At the end of that feeding, Middle, standing in profile, his showing off his enormous crop!!!!!!!!!!!!!!!!!! It has been a really good day so far for Middle and it isn’t even the middle of the afternoon.
Was Middle just feeling his oats when he decided to peck Big at 18:10? (I want to send a thanks to ‘H’ here. I was up with my coffee and had not rewound the end of the days footage. So thankful for her warning). As ‘H’ said, ‘It is a reminder not to mess with Big.’ It was a frenzied attack. Both had eaten well. Middle more than Big. I hope Middle has learned to leave his Big sister alone. Enjoy the peace and quiet and don’t push it or she will attack if provoked and Middle could be the big loser. As it stands, if you see feathers missing, Big did it but Middle provoked the attack. Gracious.
Big, satisfied that Middle, was submissive and would never do that again stopped the ferocious attack at 18:13:52 – a little over two and a half minutes from when it started.
The Melbourne Four are the most energetic and expressive eyases. They run up and down the gutter until their batteries are all worn down and their tummies are full and then they stop. All in a big puddle, altogether keeping one another warm on a drizzly day.
One of the highlights of the feedings today was when Dad brought in a freshly killed pigeon and began plucking it right in front of the four ravenous eyases. Now I say pigeon because once upon a time someone told me that the only reasons there are pigeons is for the falcons and hawks to have something to eat! The feathers were white and some of you might have a more clear idea if it was a pigeon or a gull or something more exotic. Then when the prey was plucked and all the kids were ready for some real bites instead of feathers — Dad flew off with the pigeon. What?! He did bring it back and was ready to fill those crops and then Mum showed up. She pulled a Diamond taking the prey away from Dad who had almost lost it to the oldest eyases. Mum then proceeded to fill their tanks.
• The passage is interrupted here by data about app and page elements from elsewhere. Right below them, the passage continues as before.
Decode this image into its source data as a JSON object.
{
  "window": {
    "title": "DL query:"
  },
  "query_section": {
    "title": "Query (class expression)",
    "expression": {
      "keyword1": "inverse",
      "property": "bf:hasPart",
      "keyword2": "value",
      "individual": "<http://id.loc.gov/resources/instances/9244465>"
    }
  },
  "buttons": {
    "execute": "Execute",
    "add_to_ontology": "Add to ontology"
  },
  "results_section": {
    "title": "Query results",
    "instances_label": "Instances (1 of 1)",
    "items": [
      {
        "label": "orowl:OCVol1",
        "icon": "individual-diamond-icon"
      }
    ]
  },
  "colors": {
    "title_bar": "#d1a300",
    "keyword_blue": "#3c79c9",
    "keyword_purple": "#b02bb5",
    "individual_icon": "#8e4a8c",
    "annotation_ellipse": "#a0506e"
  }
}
Then Dad leaves taking the pigeon with him and leaving only feathers.
A few minutes later he returns with the prey.
Then Mum arrives to take over! Diamond-style.
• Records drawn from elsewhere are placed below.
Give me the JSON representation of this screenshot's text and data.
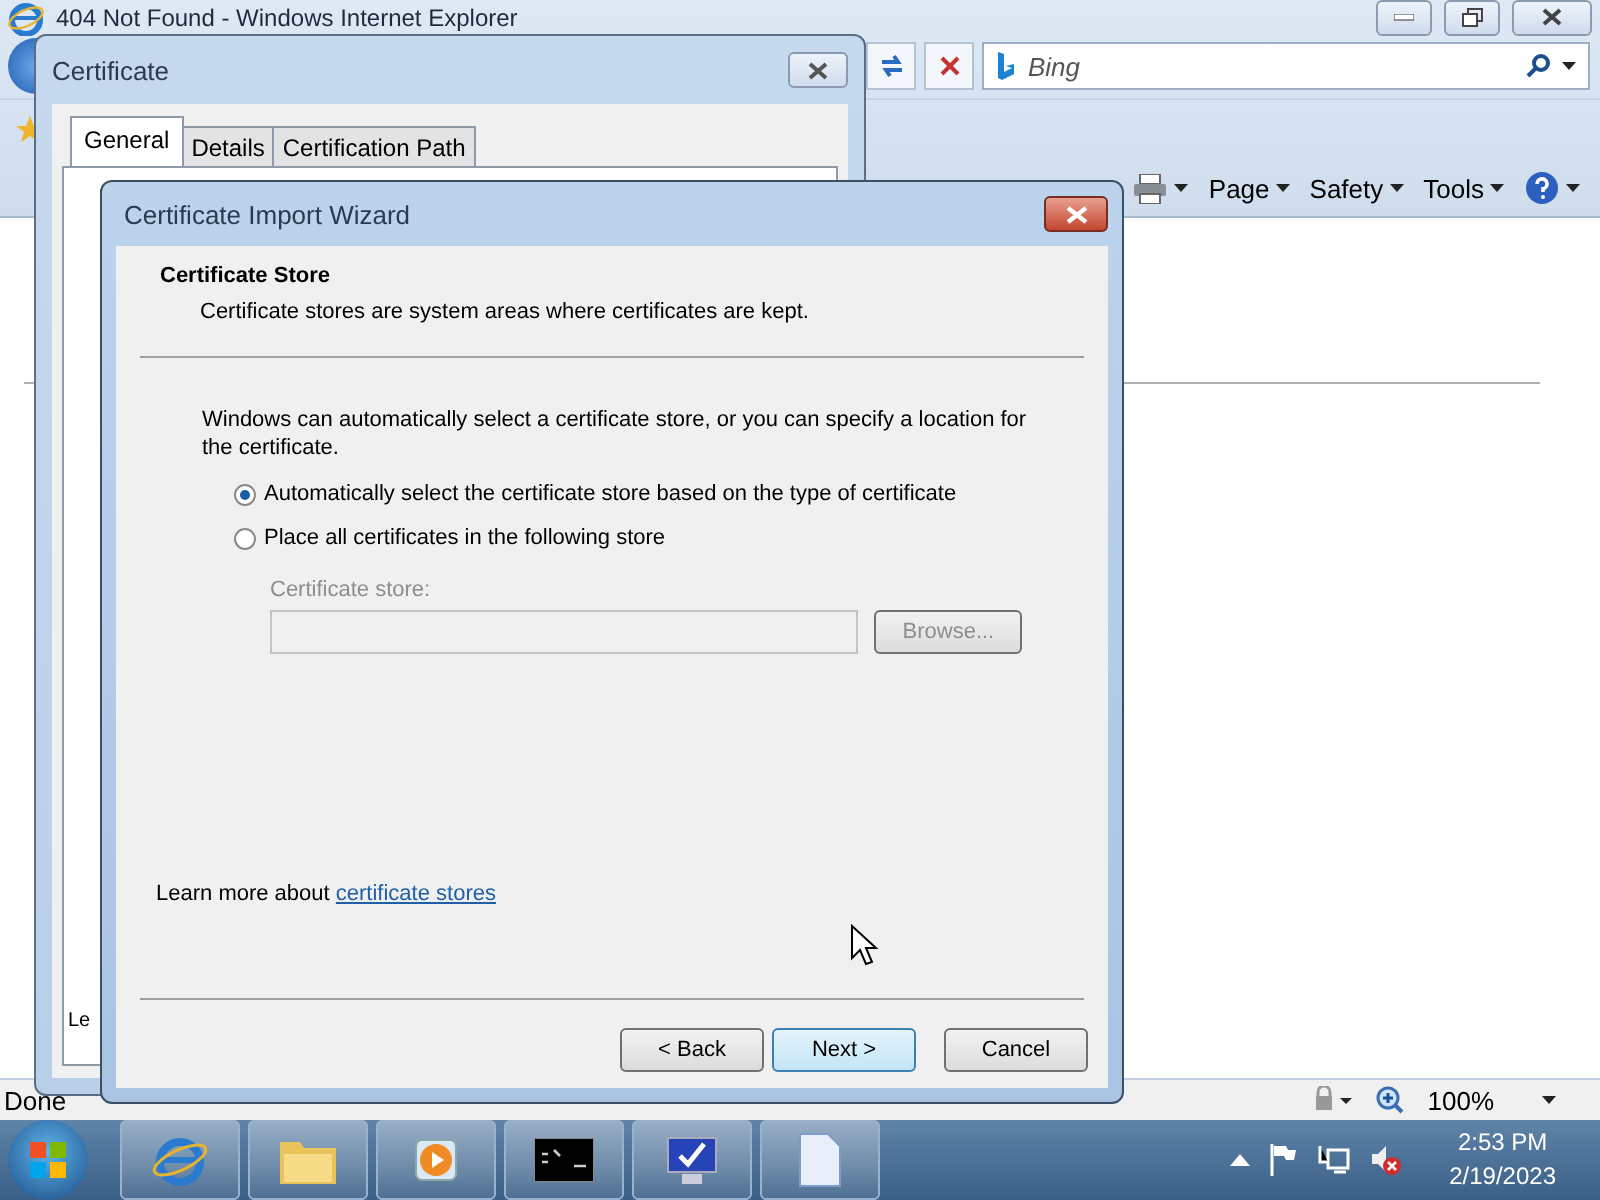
{
  "browser": {
    "title": "404 Not Found - Windows Internet Explorer",
    "search_placeholder": "Bing",
    "command_menus": [
      "Page",
      "Safety",
      "Tools"
    ],
    "status": "Done",
    "zoom": "100%"
  },
  "certificate_dialog": {
    "title": "Certificate",
    "tabs": [
      {
        "label": "General",
        "selected": true
      },
      {
        "label": "Details",
        "selected": false
      },
      {
        "label": "Certification Path",
        "selected": false
      }
    ],
    "body_text": "Le"
  },
  "wizard": {
    "title": "Certificate Import Wizard",
    "heading": "Certificate Store",
    "subheading": "Certificate stores are system areas where certificates are kept.",
    "intro": "Windows can automatically select a certificate store, or you can specify a location for the certificate.",
    "options": [
      {
        "label": "Automatically select the certificate store based on the type of certificate",
        "selected": true
      },
      {
        "label": "Place all certificates in the following store",
        "selected": false
      }
    ],
    "store": {
      "label": "Certificate store:",
      "browse": "Browse...",
      "disabled": true
    },
    "learn_more": {
      "text": "Learn more about",
      "link": "certificate stores"
    },
    "buttons": [
      {
        "label": "< Back",
        "default": false
      },
      {
        "label": "Next >",
        "default": true
      },
      {
        "label": "Cancel",
        "default": false
      }
    ]
  },
  "taskbar": {
    "time": "2:53 PM",
    "date": "2/19/2023"
  }
}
Dad is off!
Everyone is hungry!!!!!!!!!!!!!!!!!!
‘H’ clocked 7 feedings of various links at the 367 scrape on Thursday.
At Orange, Rubus and Indigo have been eating and eating, too. I love when Little Rubus gets full and turns his back to the adult who is feeding. When did he start this behaviour?
I could watch the expressions on Rubus’s face all day. He is quite the character.
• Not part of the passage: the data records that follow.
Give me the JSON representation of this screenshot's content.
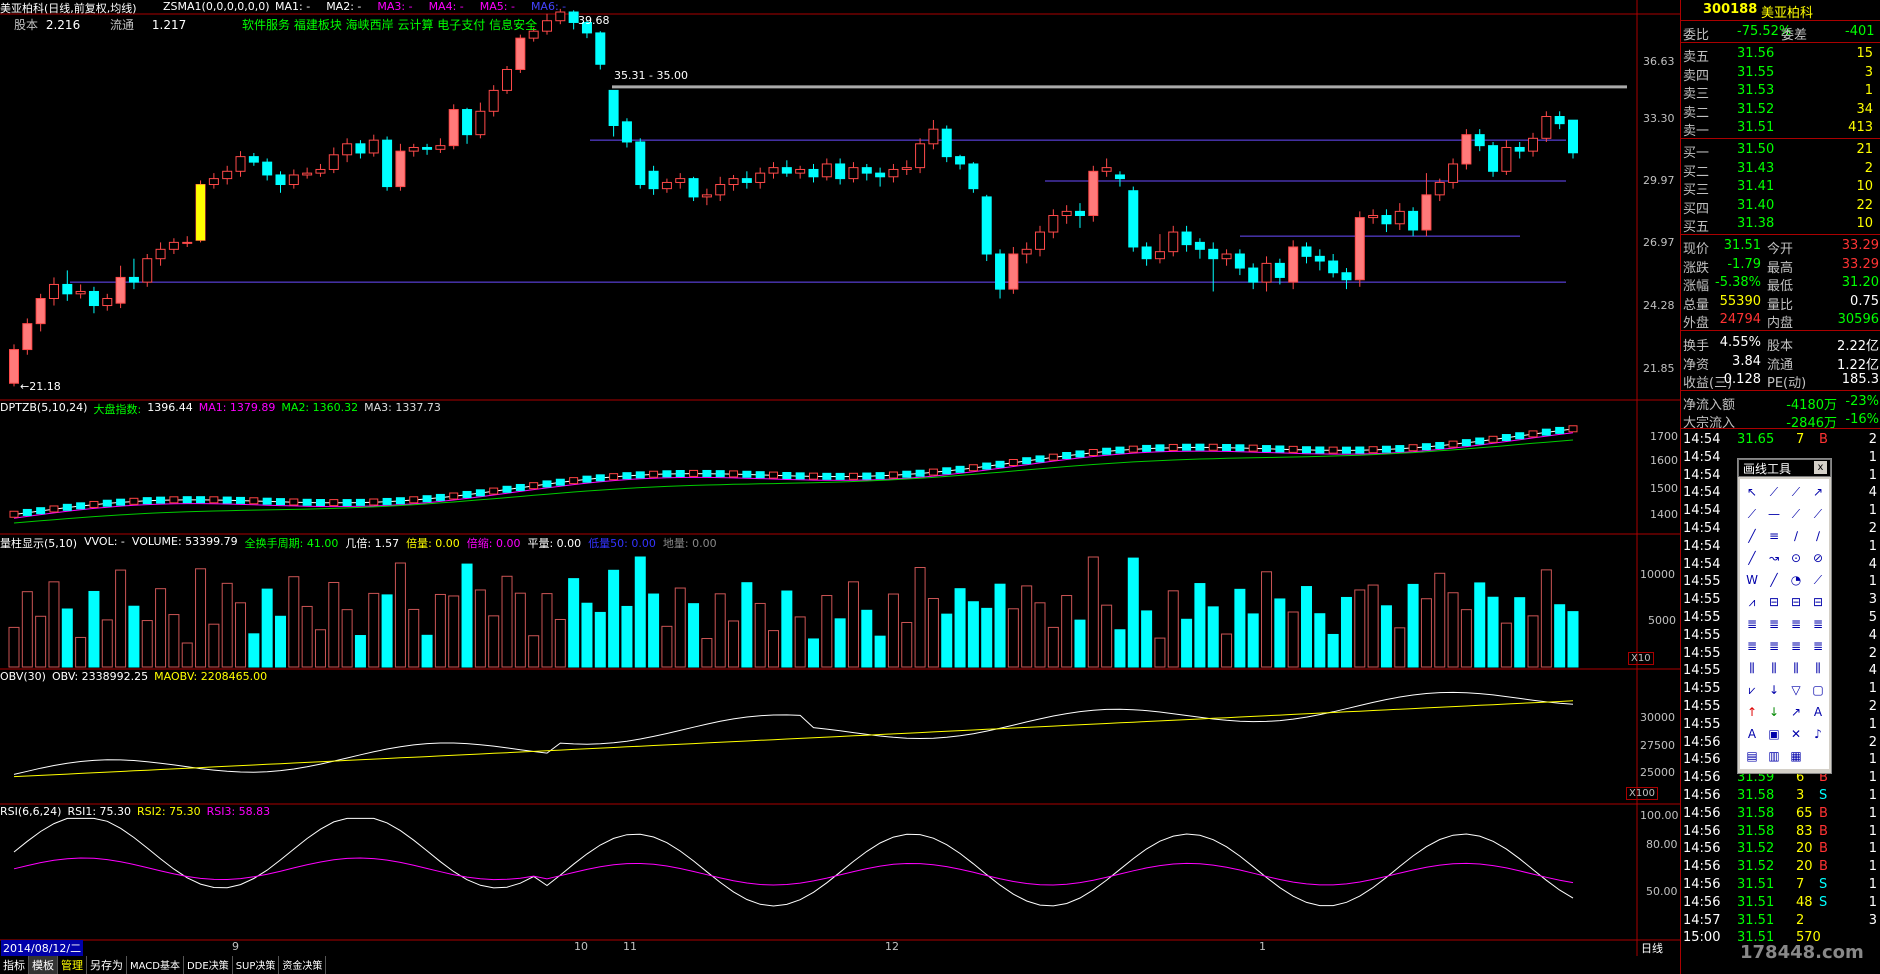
{
  "header": {
    "stock_name_code": "美亚柏科(日线,前复权,均线)",
    "indicator": "ZSMA1(0,0,0,0,0,0)",
    "ma_labels": [
      "MA1: -",
      "MA2: -",
      "MA3: -",
      "MA4: -",
      "MA5: -",
      "MA6: -"
    ],
    "capital_label": "股本",
    "capital_value": "2.216",
    "float_label": "流通",
    "float_value": "1.217",
    "concepts": "软件服务 福建板块 海峡西岸 云计算 电子支付 信息安全"
  },
  "price_axis": [
    "36.63",
    "33.30",
    "29.97",
    "26.97",
    "24.28",
    "21.85"
  ],
  "annotations": {
    "high": "39.68",
    "low": "←21.18",
    "range_line": "35.31 - 35.00"
  },
  "ind1": {
    "title": "DPTZB(5,10,24)",
    "market_label": "大盘指数:",
    "market_value": "1396.44",
    "ma1": "MA1: 1379.89",
    "ma2": "MA2: 1360.32",
    "ma3": "MA3: 1337.73",
    "axis": [
      "1700",
      "1600",
      "1500",
      "1400"
    ]
  },
  "ind2": {
    "title": "量柱显示(5,10)",
    "vvol": "VVOL: -",
    "volume": "VOLUME: 53399.79",
    "full_cycle": "全换手周期: 41.00",
    "ji": "几倍: 1.57",
    "bei": "倍量: 0.00",
    "bs": "倍缩: 0.00",
    "pl": "平量: 0.00",
    "low": "低量50: 0.00",
    "dl": "地量: 0.00",
    "axis": [
      "10000",
      "5000"
    ],
    "unit": "X10"
  },
  "ind3": {
    "title": "OBV(30)",
    "obv": "OBV: 2338992.25",
    "maobv": "MAOBV: 2208465.00",
    "axis": [
      "30000",
      "27500",
      "25000"
    ],
    "unit": "X100"
  },
  "ind4": {
    "title": "RSI(6,6,24)",
    "rsi1": "RSI1: 75.30",
    "rsi2": "RSI2: 75.30",
    "rsi3": "RSI3: 58.83",
    "axis": [
      "100.00",
      "80.00",
      "50.00"
    ]
  },
  "date_axis": {
    "start": "2014/08/12/二",
    "months": [
      "9",
      "10",
      "11",
      "12",
      "1"
    ],
    "period": "日线"
  },
  "bottom_tabs": [
    "指标",
    "模板",
    "管理",
    "另存为",
    "MACD基本",
    "DDE决策",
    "SUP决策",
    "资金决策"
  ],
  "side": {
    "code": "300188",
    "name": "美亚柏科",
    "ratio": {
      "label": "委比",
      "value": "-75.52%",
      "diff_label": "委差",
      "diff": "-401"
    },
    "sells": [
      {
        "label": "卖五",
        "price": "31.56",
        "vol": "15"
      },
      {
        "label": "卖四",
        "price": "31.55",
        "vol": "3"
      },
      {
        "label": "卖三",
        "price": "31.53",
        "vol": "1"
      },
      {
        "label": "卖二",
        "price": "31.52",
        "vol": "34"
      },
      {
        "label": "卖一",
        "price": "31.51",
        "vol": "413"
      }
    ],
    "buys": [
      {
        "label": "买一",
        "price": "31.50",
        "vol": "21"
      },
      {
        "label": "买二",
        "price": "31.43",
        "vol": "2"
      },
      {
        "label": "买三",
        "price": "31.41",
        "vol": "10"
      },
      {
        "label": "买四",
        "price": "31.40",
        "vol": "22"
      },
      {
        "label": "买五",
        "price": "31.38",
        "vol": "10"
      }
    ],
    "quote": [
      {
        "l1": "现价",
        "v1": "31.51",
        "l2": "今开",
        "v2": "33.29"
      },
      {
        "l1": "涨跌",
        "v1": "-1.79",
        "l2": "最高",
        "v2": "33.29"
      },
      {
        "l1": "涨幅",
        "v1": "-5.38%",
        "l2": "最低",
        "v2": "31.20"
      },
      {
        "l1": "总量",
        "v1": "55390",
        "l2": "量比",
        "v2": "0.75"
      },
      {
        "l1": "外盘",
        "v1": "24794",
        "l2": "内盘",
        "v2": "30596"
      }
    ],
    "fund": [
      {
        "l1": "换手",
        "v1": "4.55%",
        "l2": "股本",
        "v2": "2.22亿"
      },
      {
        "l1": "净资",
        "v1": "3.84",
        "l2": "流通",
        "v2": "1.22亿"
      },
      {
        "l1": "收益(三)",
        "v1": "0.128",
        "l2": "PE(动)",
        "v2": "185.3"
      }
    ],
    "flow": [
      {
        "label": "净流入额",
        "value": "-4180万",
        "pct": "-23%"
      },
      {
        "label": "大宗流入",
        "value": "-2846万",
        "pct": "-16%"
      }
    ],
    "ticks": [
      {
        "t": "14:54",
        "p": "31.65",
        "v": "7",
        "d": "B"
      },
      {
        "t": "14:54",
        "p": "",
        "v": "",
        "d": ""
      },
      {
        "t": "14:54",
        "p": "",
        "v": "",
        "d": ""
      },
      {
        "t": "14:54",
        "p": "",
        "v": "",
        "d": ""
      },
      {
        "t": "14:54",
        "p": "",
        "v": "",
        "d": ""
      },
      {
        "t": "14:54",
        "p": "",
        "v": "",
        "d": ""
      },
      {
        "t": "14:54",
        "p": "",
        "v": "",
        "d": ""
      },
      {
        "t": "14:54",
        "p": "",
        "v": "",
        "d": ""
      },
      {
        "t": "14:55",
        "p": "",
        "v": "",
        "d": ""
      },
      {
        "t": "14:55",
        "p": "",
        "v": "",
        "d": ""
      },
      {
        "t": "14:55",
        "p": "",
        "v": "",
        "d": ""
      },
      {
        "t": "14:55",
        "p": "",
        "v": "",
        "d": ""
      },
      {
        "t": "14:55",
        "p": "",
        "v": "",
        "d": ""
      },
      {
        "t": "14:55",
        "p": "",
        "v": "",
        "d": ""
      },
      {
        "t": "14:55",
        "p": "",
        "v": "",
        "d": ""
      },
      {
        "t": "14:55",
        "p": "",
        "v": "",
        "d": ""
      },
      {
        "t": "14:55",
        "p": "",
        "v": "",
        "d": ""
      },
      {
        "t": "14:56",
        "p": "",
        "v": "",
        "d": ""
      },
      {
        "t": "14:56",
        "p": "",
        "v": "",
        "d": ""
      },
      {
        "t": "14:56",
        "p": "31.59",
        "v": "6",
        "d": "B"
      },
      {
        "t": "14:56",
        "p": "31.58",
        "v": "3",
        "d": "S"
      },
      {
        "t": "14:56",
        "p": "31.58",
        "v": "65",
        "d": "B"
      },
      {
        "t": "14:56",
        "p": "31.58",
        "v": "83",
        "d": "B"
      },
      {
        "t": "14:56",
        "p": "31.52",
        "v": "20",
        "d": "B"
      },
      {
        "t": "14:56",
        "p": "31.52",
        "v": "20",
        "d": "B"
      },
      {
        "t": "14:56",
        "p": "31.51",
        "v": "7",
        "d": "S"
      },
      {
        "t": "14:56",
        "p": "31.51",
        "v": "48",
        "d": "S"
      },
      {
        "t": "14:57",
        "p": "31.51",
        "v": "2",
        "d": ""
      },
      {
        "t": "15:00",
        "p": "31.51",
        "v": "570",
        "d": ""
      }
    ],
    "right_col": [
      "2",
      "1",
      "1",
      "4",
      "1",
      "2",
      "1",
      "4",
      "1",
      "3",
      "5",
      "4",
      "2",
      "4",
      "1",
      "2",
      "1",
      "2",
      "1",
      "1",
      "1",
      "1",
      "1",
      "1",
      "1",
      "1",
      "1",
      "3"
    ],
    "drawtool_title": "画线工具",
    "close_x": "x"
  },
  "watermark": "178448.com",
  "colors": {
    "up": "#ff3a3a",
    "down": "#00ffff",
    "bg": "#000000",
    "axis": "#a00000"
  },
  "chart_data": {
    "type": "candlestick",
    "price_axis": {
      "labels": [
        36.63,
        33.3,
        29.97,
        26.97,
        24.28,
        21.85
      ]
    },
    "candles": [
      [
        21.3,
        22.6,
        21.18,
        22.8
      ],
      [
        22.6,
        23.6,
        22.4,
        23.8
      ],
      [
        23.6,
        24.6,
        23.3,
        24.8
      ],
      [
        24.6,
        25.2,
        24.3,
        25.5
      ],
      [
        25.2,
        24.8,
        24.5,
        25.8
      ],
      [
        24.8,
        24.9,
        24.6,
        25.2
      ],
      [
        24.9,
        24.3,
        24.0,
        25.1
      ],
      [
        24.3,
        24.6,
        24.1,
        24.8
      ],
      [
        24.4,
        25.5,
        24.2,
        26.0
      ],
      [
        25.5,
        25.3,
        25.0,
        26.3
      ],
      [
        25.3,
        26.3,
        25.1,
        26.5
      ],
      [
        26.3,
        26.7,
        26.0,
        27.0
      ],
      [
        26.7,
        27.0,
        26.5,
        27.2
      ],
      [
        27.0,
        27.0,
        26.8,
        27.3
      ],
      [
        27.1,
        29.8,
        27.0,
        30.0
      ],
      [
        29.8,
        30.1,
        29.6,
        30.4
      ],
      [
        30.1,
        30.5,
        29.8,
        30.8
      ],
      [
        30.5,
        31.3,
        30.2,
        31.6
      ],
      [
        31.3,
        31.0,
        30.8,
        31.5
      ],
      [
        31.0,
        30.3,
        30.0,
        31.2
      ],
      [
        30.3,
        29.8,
        29.4,
        30.5
      ],
      [
        29.8,
        30.3,
        29.6,
        30.6
      ],
      [
        30.3,
        30.4,
        30.1,
        30.7
      ],
      [
        30.4,
        30.6,
        30.2,
        30.9
      ],
      [
        30.6,
        31.4,
        30.4,
        31.8
      ],
      [
        31.4,
        32.0,
        31.0,
        32.3
      ],
      [
        32.0,
        31.5,
        31.2,
        32.2
      ],
      [
        31.5,
        32.2,
        31.3,
        32.5
      ],
      [
        32.2,
        29.7,
        29.5,
        32.4
      ],
      [
        29.7,
        31.6,
        29.5,
        32.0
      ],
      [
        31.6,
        31.8,
        31.3,
        32.0
      ],
      [
        31.8,
        31.7,
        31.4,
        32.0
      ],
      [
        31.7,
        31.9,
        31.5,
        32.3
      ],
      [
        31.9,
        33.9,
        31.7,
        34.2
      ],
      [
        33.9,
        32.5,
        32.0,
        34.0
      ],
      [
        32.5,
        33.8,
        32.3,
        34.3
      ],
      [
        33.8,
        35.0,
        33.5,
        35.3
      ],
      [
        35.0,
        36.2,
        34.8,
        36.4
      ],
      [
        36.2,
        38.0,
        36.0,
        38.2
      ],
      [
        38.0,
        38.4,
        37.8,
        38.6
      ],
      [
        38.4,
        39.0,
        38.2,
        39.4
      ],
      [
        39.0,
        39.5,
        38.8,
        39.68
      ],
      [
        39.5,
        38.9,
        38.5,
        39.6
      ],
      [
        38.9,
        38.3,
        38.0,
        39.0
      ],
      [
        38.3,
        36.5,
        36.2,
        38.4
      ],
      [
        35.0,
        33.0,
        32.4,
        35.0
      ],
      [
        33.2,
        32.1,
        31.8,
        33.4
      ],
      [
        32.1,
        29.8,
        29.6,
        32.3
      ],
      [
        30.5,
        29.6,
        29.3,
        30.8
      ],
      [
        29.6,
        29.9,
        29.4,
        30.1
      ],
      [
        29.9,
        30.1,
        29.6,
        30.4
      ],
      [
        30.1,
        29.2,
        29.0,
        30.2
      ],
      [
        29.2,
        29.3,
        28.8,
        29.6
      ],
      [
        29.3,
        29.8,
        29.0,
        30.2
      ],
      [
        29.8,
        30.1,
        29.5,
        30.3
      ],
      [
        30.1,
        29.9,
        29.6,
        30.5
      ],
      [
        29.9,
        30.4,
        29.6,
        30.7
      ],
      [
        30.4,
        30.7,
        30.1,
        31.0
      ],
      [
        30.7,
        30.4,
        30.2,
        31.1
      ],
      [
        30.4,
        30.6,
        30.1,
        30.8
      ],
      [
        30.6,
        30.2,
        29.9,
        30.9
      ],
      [
        30.2,
        30.9,
        30.0,
        31.2
      ],
      [
        30.9,
        30.1,
        29.8,
        31.2
      ],
      [
        30.1,
        30.7,
        29.9,
        31.0
      ],
      [
        30.7,
        30.4,
        30.0,
        30.9
      ],
      [
        30.4,
        30.2,
        29.7,
        30.7
      ],
      [
        30.2,
        30.6,
        29.9,
        30.9
      ],
      [
        30.6,
        30.7,
        30.3,
        31.1
      ],
      [
        30.7,
        32.0,
        30.4,
        32.3
      ],
      [
        32.0,
        32.8,
        31.7,
        33.3
      ],
      [
        32.8,
        31.3,
        31.0,
        33.0
      ],
      [
        31.3,
        30.9,
        30.6,
        31.4
      ],
      [
        30.9,
        29.6,
        29.4,
        31.0
      ],
      [
        29.2,
        26.5,
        26.2,
        29.3
      ],
      [
        26.5,
        25.0,
        24.6,
        26.7
      ],
      [
        25.0,
        26.5,
        24.8,
        26.8
      ],
      [
        26.5,
        26.7,
        26.1,
        27.0
      ],
      [
        26.7,
        27.5,
        26.4,
        27.8
      ],
      [
        27.5,
        28.3,
        27.2,
        28.6
      ],
      [
        28.3,
        28.5,
        27.9,
        28.8
      ],
      [
        28.5,
        28.3,
        27.7,
        28.9
      ],
      [
        28.3,
        30.5,
        28.0,
        30.8
      ],
      [
        30.5,
        30.7,
        30.2,
        31.2
      ],
      [
        30.3,
        30.1,
        29.7,
        30.5
      ],
      [
        29.5,
        26.8,
        26.6,
        29.7
      ],
      [
        26.8,
        26.3,
        26.0,
        27.0
      ],
      [
        26.3,
        26.6,
        26.1,
        27.4
      ],
      [
        26.6,
        27.5,
        26.4,
        27.8
      ],
      [
        27.5,
        26.9,
        26.6,
        27.8
      ],
      [
        27.0,
        26.7,
        26.3,
        27.2
      ],
      [
        26.7,
        26.3,
        24.9,
        27.0
      ],
      [
        26.3,
        26.5,
        26.0,
        26.7
      ],
      [
        26.5,
        25.9,
        25.6,
        26.7
      ],
      [
        25.9,
        25.3,
        25.0,
        26.1
      ],
      [
        25.3,
        26.1,
        24.9,
        26.4
      ],
      [
        26.1,
        25.5,
        25.2,
        26.3
      ],
      [
        25.3,
        26.8,
        25.0,
        27.1
      ],
      [
        26.8,
        26.4,
        26.1,
        27.0
      ],
      [
        26.4,
        26.2,
        25.8,
        26.7
      ],
      [
        26.2,
        25.7,
        25.5,
        26.5
      ],
      [
        25.7,
        25.4,
        25.0,
        25.9
      ],
      [
        25.4,
        28.2,
        25.1,
        28.5
      ],
      [
        28.2,
        28.3,
        27.9,
        28.6
      ],
      [
        28.3,
        27.9,
        27.5,
        28.6
      ],
      [
        27.9,
        28.5,
        27.6,
        28.9
      ],
      [
        28.5,
        27.6,
        27.3,
        28.7
      ],
      [
        27.6,
        29.3,
        27.3,
        30.4
      ],
      [
        29.3,
        29.9,
        29.0,
        30.1
      ],
      [
        29.9,
        30.9,
        29.6,
        31.2
      ],
      [
        30.9,
        32.5,
        30.6,
        32.8
      ],
      [
        32.5,
        31.9,
        31.6,
        32.8
      ],
      [
        31.9,
        30.5,
        30.2,
        32.1
      ],
      [
        30.5,
        31.8,
        30.3,
        32.2
      ],
      [
        31.8,
        31.6,
        31.2,
        32.1
      ],
      [
        31.6,
        32.3,
        31.3,
        32.6
      ],
      [
        32.3,
        33.5,
        32.1,
        33.8
      ],
      [
        33.5,
        33.1,
        32.8,
        33.8
      ],
      [
        33.29,
        31.51,
        31.2,
        33.29
      ]
    ]
  }
}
Once Indigo finishes eating she goes over to cuddle with her little brother in the corner. A little cotton candy pile.
Beautiful Diamond looks over lovingly at her two eyases. What a real treat it has been seeing Diamond and Xavier with two – the very quiet grown up Indigo and the feisty little Rubus. Such treasures.
How many times a day do we need to thank these bird families for bringing such joy to us?
Bonus crossed the Dardanelle Strait and flew to the Greek island of Lesvos.
Bonus is feeding near this creek. It looks like a lovely place to be.
Little Waba was in Israel. He flew into Jordan and decided to return to Israel.
This is where Waba is feeding. There were reports of 85 Black Storks at this site. Hopefully Little Waba is there among others, safe and getting full and strong. There is still more flying to do!
There has been no transmissions from either Karl II who was last heard from in Egypt and Kaia whose last transmission was from Chad. Please send them your most positive best wishes, please.
Please send all kinds of positive wishes to Middle so that he will just leave Big alone from now on. No need to bother Big. Everything was going just fine. Middle has to remember that Big is the boss even if he gets to eat first. That is only because she is letting him.
Thank you so much for being with me today. Take care all. See you soon!
Thank you to the following for their streaming cams where I took my screen captures: Port Lincoln Ospreys, 367 Collins Street by Mirvac, and Charles Sturt Falcon Cam and Cilla Kinross and to Looduskalender for their maps and news of Karl II and his family.